children online, teenage girl looks at phoneWe have been hearing mixed messages this week about how much time children should spend online. First the Children’s Commissioner Anne Longfield compared young people’s Internet usage to bingeing on junk food and encouraged parents to stop them overindulging during the summer holidays. In response, the former head of GCHQ Robert Hannigan said that parents should encourage children to spend more time online developing their digital skills.

At WaveLength, we believe that technology, social media and the Internet are tools. Like any tool, their outcomes depend on the way they are used. Social media is not always bad for children, and spending time in front of screens is not necessarily isolating. Technology, social media and the Internet connect people in a way that little else can. Communicating with a friend through WhatsApp or Snapchat is not less valuable than talking to them face-to-face. In many instances these tools allow people to maintain friendships across great distances and different time zones.

Robert Hannigan said “Life online and “real” life are not separate: they are all part of the same experience.” The digital world is here to stay, and it is becoming an increasingly large part of everyone’s daily life. Telling children that technology is bad for them will not prepare them for their future. It may even stop them from developing valuable friendships and maintaining connections with others.

We agree with Hannigan when he says we need to challenge the assumption that time in front of a screen is wasted. Nobody can deny the importance of developing rich social lives, building friendships and spending quality time with other people. As another report released this week reminded us, loneliness is a greater threat to public health than obesity. But technology doesn’t make people more isolated. In fact, people who are isolated use it as a tool to overcome their loneliness.
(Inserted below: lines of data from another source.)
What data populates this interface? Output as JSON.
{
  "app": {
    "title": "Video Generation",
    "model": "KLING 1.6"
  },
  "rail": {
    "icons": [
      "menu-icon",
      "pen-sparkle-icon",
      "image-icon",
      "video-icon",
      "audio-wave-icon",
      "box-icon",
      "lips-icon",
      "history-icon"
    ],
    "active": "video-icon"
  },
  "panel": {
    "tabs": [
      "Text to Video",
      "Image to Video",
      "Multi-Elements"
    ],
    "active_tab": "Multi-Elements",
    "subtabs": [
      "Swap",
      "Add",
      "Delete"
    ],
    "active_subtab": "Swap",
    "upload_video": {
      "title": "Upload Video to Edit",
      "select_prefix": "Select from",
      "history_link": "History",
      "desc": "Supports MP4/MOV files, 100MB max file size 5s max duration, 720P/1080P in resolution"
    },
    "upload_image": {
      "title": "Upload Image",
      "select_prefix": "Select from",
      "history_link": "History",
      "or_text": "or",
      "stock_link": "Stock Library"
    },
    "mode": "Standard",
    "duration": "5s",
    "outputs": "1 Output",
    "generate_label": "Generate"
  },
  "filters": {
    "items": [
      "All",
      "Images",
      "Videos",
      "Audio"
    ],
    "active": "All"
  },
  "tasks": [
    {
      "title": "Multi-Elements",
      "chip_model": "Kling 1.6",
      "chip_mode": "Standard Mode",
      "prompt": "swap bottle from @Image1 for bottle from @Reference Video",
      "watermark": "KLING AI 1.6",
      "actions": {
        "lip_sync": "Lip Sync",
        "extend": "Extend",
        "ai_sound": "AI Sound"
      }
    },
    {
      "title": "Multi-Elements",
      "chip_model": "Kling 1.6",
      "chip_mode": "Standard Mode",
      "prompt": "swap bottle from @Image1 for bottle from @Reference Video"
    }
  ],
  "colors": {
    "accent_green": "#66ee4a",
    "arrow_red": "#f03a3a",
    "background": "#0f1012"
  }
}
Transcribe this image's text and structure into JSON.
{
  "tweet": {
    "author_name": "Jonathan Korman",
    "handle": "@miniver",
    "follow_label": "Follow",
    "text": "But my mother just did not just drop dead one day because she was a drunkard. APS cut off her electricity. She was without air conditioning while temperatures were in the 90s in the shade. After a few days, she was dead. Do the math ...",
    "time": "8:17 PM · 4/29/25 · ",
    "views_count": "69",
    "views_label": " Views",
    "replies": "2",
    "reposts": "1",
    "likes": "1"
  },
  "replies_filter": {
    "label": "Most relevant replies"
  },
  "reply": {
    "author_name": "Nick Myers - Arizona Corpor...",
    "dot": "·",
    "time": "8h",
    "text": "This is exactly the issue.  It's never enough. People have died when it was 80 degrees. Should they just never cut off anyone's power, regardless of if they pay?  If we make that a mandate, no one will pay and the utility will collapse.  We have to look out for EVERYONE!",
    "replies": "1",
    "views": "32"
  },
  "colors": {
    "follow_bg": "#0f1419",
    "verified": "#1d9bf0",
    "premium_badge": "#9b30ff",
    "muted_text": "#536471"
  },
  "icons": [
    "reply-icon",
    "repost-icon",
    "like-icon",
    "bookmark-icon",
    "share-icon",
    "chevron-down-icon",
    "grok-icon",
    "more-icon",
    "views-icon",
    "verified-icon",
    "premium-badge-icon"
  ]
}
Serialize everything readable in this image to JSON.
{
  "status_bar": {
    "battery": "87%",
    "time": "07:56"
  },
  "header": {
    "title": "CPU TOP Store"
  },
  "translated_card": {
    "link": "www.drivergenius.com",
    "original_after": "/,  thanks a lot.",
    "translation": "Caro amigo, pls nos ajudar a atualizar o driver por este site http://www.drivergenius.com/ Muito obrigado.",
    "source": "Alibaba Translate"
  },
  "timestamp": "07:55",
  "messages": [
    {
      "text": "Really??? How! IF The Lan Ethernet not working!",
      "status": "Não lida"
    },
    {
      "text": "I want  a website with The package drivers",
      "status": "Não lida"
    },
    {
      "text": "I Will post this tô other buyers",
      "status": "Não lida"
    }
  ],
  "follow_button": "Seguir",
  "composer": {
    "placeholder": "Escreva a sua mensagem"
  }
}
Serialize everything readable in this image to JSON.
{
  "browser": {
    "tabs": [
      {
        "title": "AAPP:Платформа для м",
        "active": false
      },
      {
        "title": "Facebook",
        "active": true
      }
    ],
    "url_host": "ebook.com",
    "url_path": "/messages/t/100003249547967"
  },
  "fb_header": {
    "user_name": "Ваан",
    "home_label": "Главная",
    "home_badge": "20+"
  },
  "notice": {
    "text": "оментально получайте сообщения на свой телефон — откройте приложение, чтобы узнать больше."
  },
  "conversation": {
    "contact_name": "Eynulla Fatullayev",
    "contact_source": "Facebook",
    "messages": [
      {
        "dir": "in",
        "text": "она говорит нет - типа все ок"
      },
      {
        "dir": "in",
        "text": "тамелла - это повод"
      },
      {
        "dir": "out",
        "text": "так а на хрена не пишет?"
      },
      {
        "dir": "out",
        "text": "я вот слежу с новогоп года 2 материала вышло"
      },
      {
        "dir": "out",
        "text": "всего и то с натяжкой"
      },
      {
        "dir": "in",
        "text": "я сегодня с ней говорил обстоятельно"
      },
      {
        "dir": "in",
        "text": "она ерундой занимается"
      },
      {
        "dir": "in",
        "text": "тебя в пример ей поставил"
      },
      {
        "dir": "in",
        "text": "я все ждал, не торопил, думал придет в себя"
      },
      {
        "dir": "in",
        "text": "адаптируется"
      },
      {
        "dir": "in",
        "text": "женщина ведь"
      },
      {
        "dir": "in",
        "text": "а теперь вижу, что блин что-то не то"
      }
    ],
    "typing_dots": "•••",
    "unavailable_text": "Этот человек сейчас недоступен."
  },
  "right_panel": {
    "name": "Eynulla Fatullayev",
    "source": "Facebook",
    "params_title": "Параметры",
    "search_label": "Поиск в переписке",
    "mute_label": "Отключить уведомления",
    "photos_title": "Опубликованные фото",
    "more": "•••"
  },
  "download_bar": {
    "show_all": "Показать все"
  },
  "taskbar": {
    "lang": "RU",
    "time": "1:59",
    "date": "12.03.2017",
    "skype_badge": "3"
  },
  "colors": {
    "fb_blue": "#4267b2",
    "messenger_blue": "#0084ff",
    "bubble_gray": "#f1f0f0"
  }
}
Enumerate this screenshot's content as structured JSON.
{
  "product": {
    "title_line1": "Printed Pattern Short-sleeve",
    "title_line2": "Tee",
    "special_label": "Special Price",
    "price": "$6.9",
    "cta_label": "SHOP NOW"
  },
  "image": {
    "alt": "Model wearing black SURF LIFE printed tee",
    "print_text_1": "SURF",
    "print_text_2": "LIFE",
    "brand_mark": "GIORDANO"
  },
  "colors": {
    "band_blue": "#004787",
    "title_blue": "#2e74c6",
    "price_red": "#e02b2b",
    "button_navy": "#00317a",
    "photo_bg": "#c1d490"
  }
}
Time in front of a screen is not wasted if it allows someone to learn new skills, connect with others, have fun and build friendships. Which is exactly how children should be spending their summer holidays.